On 6 May 2012, a strong tornado with Fujita scale 3 struct Tsukuba city, located middle part of Japan. The analysis on environmental fields indicated that the northward inflow of low-level humid air over the Pacific Ocean was the main factor for the formation of a supercell storm to cause the tornado. The specific humidity at a height of 500 m became almost doubled from 6 g/kg during 12 hours when the low-level air traveled over the ocean south of the Japanese Islands. The increase could be mainly caused by updrafts associated with a low-level short trough travelling eastward. In this study, the accumulation processes of low-level water and the effect of warm ocean current are examined using the Japan Meteorological Agency-nonhydrostatic model with a horizontal resolution of 5 km.
The effect of warm ocean current Japan Current on the increase was examined from two sensitivity experiments with modified sea surface temperature (SST), because the route of the low-level air almost corresponded with the location of the current. In one experiment (Max20∞C) the maximum SST was set under 20 degrees of Celsius, and in the other (Minus2K) the SST around Japan Current south of the Japanese Islands was 2 Kelvin decreased.

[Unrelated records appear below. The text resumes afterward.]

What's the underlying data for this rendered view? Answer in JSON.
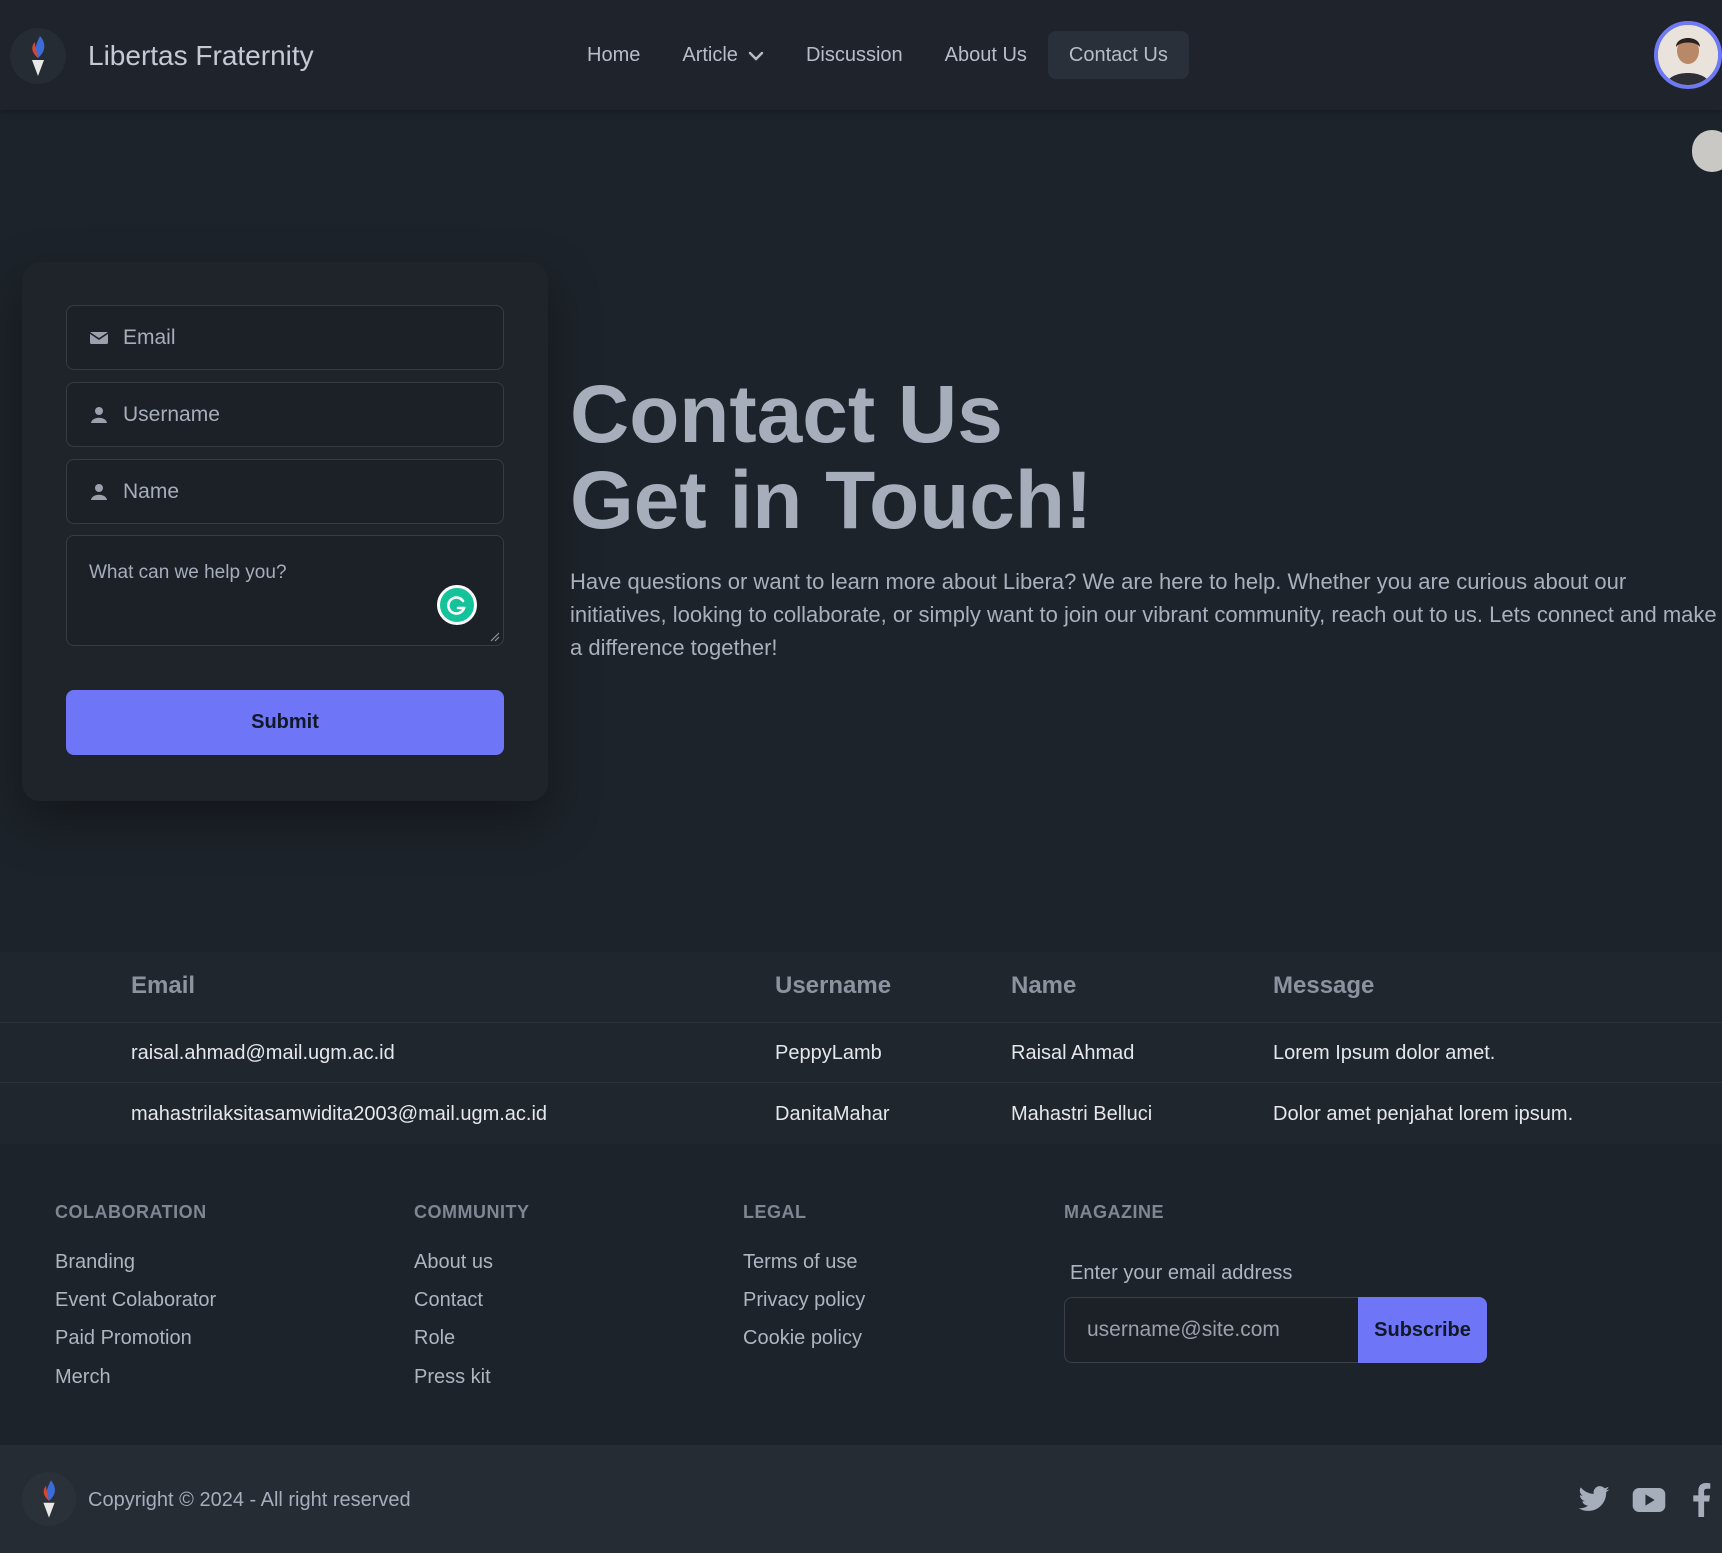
{
  "navbar": {
    "brand": "Libertas Fraternity",
    "links": [
      {
        "label": "Home"
      },
      {
        "label": "Article"
      },
      {
        "label": "Discussion"
      },
      {
        "label": "About Us"
      },
      {
        "label": "Contact Us"
      }
    ],
    "active": "Contact Us"
  },
  "form": {
    "email_placeholder": "Email",
    "username_placeholder": "Username",
    "name_placeholder": "Name",
    "message_placeholder": "What can we help you?",
    "submit_label": "Submit"
  },
  "hero": {
    "title_line1": "Contact Us",
    "title_line2": "Get in Touch!",
    "description": "Have questions or want to learn more about Libera? We are here to help. Whether you are curious about our initiatives, looking to collaborate, or simply want to join our vibrant community, reach out to us. Lets connect and make a difference together!"
  },
  "table": {
    "headers": [
      "Email",
      "Username",
      "Name",
      "Message"
    ],
    "rows": [
      [
        "raisal.ahmad@mail.ugm.ac.id",
        "PeppyLamb",
        "Raisal Ahmad",
        "Lorem Ipsum dolor amet."
      ],
      [
        "mahastrilaksitasamwidita2003@mail.ugm.ac.id",
        "DanitaMahar",
        "Mahastri Belluci",
        "Dolor amet penjahat lorem ipsum."
      ]
    ]
  },
  "footer": {
    "colaboration": {
      "title": "COLABORATION",
      "links": [
        "Branding",
        "Event Colaborator",
        "Paid Promotion",
        "Merch"
      ]
    },
    "community": {
      "title": "COMMUNITY",
      "links": [
        "About us",
        "Contact",
        "Role",
        "Press kit"
      ]
    },
    "legal": {
      "title": "LEGAL",
      "links": [
        "Terms of use",
        "Privacy policy",
        "Cookie policy"
      ]
    },
    "magazine": {
      "title": "MAGAZINE",
      "label": "Enter your email address",
      "placeholder": "username@site.com",
      "subscribe_label": "Subscribe"
    },
    "copyright": "Copyright © 2024 - All right reserved",
    "social_icons": [
      "twitter-icon",
      "youtube-icon",
      "facebook-icon"
    ]
  },
  "colors": {
    "background": "#1d232a",
    "accent": "#6e76f7",
    "card": "#1f242b"
  }
}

In the control experiment, about one-third of water vapor is accumulated in the low level due to the latent heat flux from the sea surface, and the other is due to kinematic processes (e.g., horizontal convergence of water vapor). In Max20∞C the contribution of kinematic processes becomes smaller in comparison with that of latent heat flux, while in Minus2K kinematic processes make about 75% contribution to accumulate low-level water vapor. This indicates that the distribution of warm ocean current significantly affect the accumulation of low-level water vapor. In the control experiment compared with Max20∞C, the pressure drop over the current accelerates low-level horizontal winds, causing the increase of latent heat flux from the ocean and the enhancement of updrafts over the short trough.